Exercise prompt: Filter the listing below down to the lines containing the word "this".

• • •

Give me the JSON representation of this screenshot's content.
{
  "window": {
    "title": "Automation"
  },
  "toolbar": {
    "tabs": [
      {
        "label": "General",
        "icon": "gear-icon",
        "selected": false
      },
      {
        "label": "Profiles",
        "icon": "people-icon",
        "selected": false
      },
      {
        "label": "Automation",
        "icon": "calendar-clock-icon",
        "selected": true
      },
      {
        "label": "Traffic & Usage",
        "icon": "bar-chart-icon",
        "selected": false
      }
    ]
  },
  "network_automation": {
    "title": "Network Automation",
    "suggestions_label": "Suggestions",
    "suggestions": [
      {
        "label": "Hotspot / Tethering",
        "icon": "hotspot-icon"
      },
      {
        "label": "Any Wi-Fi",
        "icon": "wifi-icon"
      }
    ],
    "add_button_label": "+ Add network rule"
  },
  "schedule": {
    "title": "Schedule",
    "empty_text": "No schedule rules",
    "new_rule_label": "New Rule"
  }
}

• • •

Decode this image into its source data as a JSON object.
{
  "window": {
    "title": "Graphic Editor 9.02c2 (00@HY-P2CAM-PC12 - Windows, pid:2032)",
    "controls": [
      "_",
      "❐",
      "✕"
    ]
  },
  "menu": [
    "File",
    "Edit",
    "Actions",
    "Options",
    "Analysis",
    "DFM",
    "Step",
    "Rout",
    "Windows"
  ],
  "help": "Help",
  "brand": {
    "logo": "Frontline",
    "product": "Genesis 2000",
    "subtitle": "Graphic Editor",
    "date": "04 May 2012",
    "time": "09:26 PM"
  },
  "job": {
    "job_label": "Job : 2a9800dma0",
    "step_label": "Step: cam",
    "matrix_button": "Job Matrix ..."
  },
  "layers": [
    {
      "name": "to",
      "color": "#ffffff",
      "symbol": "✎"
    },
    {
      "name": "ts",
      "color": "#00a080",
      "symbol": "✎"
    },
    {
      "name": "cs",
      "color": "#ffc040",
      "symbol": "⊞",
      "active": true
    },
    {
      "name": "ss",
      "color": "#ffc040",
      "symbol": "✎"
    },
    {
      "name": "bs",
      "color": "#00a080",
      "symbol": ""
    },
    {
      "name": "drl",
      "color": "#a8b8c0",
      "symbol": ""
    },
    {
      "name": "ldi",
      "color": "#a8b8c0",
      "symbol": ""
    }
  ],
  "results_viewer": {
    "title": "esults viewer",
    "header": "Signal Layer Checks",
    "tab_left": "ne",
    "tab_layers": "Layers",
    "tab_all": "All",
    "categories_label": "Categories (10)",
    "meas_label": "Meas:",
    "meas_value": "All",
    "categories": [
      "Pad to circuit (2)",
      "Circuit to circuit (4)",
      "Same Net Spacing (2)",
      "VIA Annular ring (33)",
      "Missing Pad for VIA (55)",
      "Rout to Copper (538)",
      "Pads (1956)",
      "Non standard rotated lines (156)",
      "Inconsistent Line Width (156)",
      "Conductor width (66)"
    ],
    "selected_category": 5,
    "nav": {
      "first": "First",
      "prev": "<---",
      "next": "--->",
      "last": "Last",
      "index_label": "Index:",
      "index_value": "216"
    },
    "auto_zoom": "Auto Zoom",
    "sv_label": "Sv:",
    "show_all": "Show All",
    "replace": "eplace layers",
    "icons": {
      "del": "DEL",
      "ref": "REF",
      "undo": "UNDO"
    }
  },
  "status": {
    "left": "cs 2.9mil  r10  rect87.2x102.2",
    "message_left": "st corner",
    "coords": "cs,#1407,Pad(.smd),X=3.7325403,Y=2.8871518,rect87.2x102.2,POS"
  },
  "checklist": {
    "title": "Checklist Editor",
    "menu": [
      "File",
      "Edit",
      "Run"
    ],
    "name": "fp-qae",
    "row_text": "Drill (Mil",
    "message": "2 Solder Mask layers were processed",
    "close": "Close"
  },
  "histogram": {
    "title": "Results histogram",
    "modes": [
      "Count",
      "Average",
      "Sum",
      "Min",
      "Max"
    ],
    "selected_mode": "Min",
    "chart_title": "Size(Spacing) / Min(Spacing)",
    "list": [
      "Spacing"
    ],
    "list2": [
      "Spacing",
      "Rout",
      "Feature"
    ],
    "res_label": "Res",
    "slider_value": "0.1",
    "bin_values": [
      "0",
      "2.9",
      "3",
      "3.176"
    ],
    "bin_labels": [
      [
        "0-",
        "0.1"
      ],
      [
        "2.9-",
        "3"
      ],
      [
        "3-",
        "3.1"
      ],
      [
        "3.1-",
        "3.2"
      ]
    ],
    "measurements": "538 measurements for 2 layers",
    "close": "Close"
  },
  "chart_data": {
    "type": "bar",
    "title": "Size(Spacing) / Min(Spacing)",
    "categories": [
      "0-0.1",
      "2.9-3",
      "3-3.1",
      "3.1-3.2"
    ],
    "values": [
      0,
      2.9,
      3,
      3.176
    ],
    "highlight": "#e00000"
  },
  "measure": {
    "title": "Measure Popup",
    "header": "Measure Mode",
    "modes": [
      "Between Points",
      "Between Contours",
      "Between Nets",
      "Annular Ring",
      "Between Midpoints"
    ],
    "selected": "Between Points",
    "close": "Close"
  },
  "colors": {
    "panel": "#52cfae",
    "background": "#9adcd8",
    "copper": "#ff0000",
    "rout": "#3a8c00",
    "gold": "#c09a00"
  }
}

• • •

Answer box:
Give me the JSON representation of this screenshot's content.
Decode this image into its source data as a JSON object.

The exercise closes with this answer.